Stored records
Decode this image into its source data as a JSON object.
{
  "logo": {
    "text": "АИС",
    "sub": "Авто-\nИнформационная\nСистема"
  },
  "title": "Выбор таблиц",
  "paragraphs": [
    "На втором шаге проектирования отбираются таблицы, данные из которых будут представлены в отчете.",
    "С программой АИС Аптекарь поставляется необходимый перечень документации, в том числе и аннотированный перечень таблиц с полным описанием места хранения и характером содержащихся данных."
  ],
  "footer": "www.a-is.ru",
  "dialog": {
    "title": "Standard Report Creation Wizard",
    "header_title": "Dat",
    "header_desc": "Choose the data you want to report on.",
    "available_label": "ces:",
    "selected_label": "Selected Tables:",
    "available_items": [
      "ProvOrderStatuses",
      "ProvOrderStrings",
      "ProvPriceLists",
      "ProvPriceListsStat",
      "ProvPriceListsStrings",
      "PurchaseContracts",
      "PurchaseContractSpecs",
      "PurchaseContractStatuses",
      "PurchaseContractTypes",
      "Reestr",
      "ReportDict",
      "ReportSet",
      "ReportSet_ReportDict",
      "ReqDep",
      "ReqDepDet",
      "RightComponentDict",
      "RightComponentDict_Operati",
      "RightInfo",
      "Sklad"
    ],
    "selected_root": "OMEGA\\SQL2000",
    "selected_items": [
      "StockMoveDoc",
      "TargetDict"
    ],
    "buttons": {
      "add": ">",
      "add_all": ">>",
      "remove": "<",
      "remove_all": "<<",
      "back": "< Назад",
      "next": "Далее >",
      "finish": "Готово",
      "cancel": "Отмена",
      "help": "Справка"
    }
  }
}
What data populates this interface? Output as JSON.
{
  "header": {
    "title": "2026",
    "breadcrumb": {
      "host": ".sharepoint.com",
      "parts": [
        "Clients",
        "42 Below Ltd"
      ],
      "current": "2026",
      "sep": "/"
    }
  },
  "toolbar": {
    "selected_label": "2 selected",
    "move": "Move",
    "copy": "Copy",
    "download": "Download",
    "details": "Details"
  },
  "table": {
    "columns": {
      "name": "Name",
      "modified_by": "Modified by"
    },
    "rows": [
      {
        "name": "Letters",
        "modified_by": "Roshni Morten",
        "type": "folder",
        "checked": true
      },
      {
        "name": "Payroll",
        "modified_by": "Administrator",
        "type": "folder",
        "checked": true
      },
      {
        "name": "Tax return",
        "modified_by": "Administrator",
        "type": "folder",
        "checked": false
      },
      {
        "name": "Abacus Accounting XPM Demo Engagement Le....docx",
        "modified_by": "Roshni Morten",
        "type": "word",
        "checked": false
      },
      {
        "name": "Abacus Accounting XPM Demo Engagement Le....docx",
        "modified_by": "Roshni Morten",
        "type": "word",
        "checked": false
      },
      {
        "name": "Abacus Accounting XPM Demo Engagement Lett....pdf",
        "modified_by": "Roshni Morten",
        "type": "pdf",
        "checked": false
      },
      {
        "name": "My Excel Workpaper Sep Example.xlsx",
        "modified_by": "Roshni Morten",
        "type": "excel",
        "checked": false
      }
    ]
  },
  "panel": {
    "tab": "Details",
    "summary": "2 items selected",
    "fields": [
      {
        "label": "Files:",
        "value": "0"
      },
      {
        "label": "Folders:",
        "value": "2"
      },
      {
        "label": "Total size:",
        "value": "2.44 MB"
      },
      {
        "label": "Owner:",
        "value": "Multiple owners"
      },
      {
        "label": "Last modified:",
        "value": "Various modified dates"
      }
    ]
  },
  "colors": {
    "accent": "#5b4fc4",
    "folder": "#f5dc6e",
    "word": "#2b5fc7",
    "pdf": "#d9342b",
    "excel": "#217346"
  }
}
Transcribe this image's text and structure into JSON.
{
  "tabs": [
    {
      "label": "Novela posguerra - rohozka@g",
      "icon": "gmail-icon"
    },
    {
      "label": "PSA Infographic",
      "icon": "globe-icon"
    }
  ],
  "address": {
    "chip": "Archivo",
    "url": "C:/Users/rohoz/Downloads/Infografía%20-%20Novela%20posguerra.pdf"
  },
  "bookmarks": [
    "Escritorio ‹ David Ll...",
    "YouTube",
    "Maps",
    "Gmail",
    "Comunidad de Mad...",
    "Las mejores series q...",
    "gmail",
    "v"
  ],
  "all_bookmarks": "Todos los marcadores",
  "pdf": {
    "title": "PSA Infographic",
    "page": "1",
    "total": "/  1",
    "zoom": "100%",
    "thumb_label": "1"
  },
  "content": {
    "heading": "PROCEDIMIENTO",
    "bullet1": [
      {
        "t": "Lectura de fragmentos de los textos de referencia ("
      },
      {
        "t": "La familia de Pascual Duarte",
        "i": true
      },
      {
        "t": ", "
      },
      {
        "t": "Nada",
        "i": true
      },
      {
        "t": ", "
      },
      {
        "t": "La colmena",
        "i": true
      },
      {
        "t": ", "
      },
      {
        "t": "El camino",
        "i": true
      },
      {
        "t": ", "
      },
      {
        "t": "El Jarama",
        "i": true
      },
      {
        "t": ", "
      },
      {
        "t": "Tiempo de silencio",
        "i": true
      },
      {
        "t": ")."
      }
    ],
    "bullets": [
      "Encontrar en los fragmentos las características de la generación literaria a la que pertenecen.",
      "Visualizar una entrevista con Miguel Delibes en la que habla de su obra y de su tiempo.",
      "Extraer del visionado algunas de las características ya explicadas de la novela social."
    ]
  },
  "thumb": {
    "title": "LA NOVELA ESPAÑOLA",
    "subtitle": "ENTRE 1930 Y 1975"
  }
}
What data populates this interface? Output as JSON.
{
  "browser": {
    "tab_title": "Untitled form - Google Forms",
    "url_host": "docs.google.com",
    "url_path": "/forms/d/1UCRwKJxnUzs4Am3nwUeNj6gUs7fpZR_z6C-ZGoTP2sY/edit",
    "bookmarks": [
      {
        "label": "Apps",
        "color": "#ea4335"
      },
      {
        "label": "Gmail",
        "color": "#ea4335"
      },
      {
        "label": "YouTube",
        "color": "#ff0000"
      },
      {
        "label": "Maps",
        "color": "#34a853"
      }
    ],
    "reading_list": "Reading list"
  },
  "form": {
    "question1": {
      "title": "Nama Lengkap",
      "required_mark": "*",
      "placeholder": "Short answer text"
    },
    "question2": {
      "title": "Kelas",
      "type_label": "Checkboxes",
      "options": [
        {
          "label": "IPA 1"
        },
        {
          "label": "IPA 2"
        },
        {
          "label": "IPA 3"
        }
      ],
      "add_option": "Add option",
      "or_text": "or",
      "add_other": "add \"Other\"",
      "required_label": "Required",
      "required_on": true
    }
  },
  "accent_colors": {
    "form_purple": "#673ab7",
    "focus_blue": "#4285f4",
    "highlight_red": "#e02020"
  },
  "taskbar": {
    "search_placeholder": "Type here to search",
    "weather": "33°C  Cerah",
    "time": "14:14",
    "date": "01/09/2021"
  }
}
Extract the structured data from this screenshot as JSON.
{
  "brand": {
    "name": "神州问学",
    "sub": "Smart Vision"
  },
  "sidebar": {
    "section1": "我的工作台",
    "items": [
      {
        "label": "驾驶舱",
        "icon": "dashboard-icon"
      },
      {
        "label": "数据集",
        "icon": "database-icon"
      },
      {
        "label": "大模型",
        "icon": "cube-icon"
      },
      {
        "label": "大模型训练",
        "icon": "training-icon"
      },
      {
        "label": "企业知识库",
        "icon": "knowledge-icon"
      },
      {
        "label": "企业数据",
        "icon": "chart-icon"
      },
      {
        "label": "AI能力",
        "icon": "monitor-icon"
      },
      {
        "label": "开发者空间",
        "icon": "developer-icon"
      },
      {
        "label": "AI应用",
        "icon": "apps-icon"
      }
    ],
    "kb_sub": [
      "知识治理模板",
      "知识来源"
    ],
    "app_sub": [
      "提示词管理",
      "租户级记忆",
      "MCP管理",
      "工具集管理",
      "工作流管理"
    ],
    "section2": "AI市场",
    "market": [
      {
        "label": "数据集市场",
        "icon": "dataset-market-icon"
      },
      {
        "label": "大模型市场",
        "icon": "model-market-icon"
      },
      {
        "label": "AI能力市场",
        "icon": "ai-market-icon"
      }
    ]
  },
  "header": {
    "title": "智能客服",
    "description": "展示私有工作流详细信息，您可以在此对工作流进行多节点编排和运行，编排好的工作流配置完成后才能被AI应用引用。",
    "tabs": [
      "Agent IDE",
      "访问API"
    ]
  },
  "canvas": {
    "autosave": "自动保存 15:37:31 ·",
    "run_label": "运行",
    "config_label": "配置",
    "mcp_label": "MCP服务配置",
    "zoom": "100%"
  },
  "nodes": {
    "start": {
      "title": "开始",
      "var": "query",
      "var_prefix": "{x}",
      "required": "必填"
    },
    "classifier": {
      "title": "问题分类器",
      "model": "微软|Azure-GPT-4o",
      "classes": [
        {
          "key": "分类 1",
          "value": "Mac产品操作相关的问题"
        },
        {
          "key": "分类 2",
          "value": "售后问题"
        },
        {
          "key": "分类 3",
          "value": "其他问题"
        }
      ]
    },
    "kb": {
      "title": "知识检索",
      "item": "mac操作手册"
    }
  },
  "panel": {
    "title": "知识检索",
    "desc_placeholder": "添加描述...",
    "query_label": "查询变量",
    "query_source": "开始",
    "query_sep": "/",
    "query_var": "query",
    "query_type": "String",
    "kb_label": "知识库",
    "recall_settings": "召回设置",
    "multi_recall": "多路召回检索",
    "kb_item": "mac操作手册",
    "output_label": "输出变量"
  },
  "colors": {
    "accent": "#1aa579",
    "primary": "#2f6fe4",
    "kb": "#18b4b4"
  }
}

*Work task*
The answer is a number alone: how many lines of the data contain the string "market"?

*Result*
4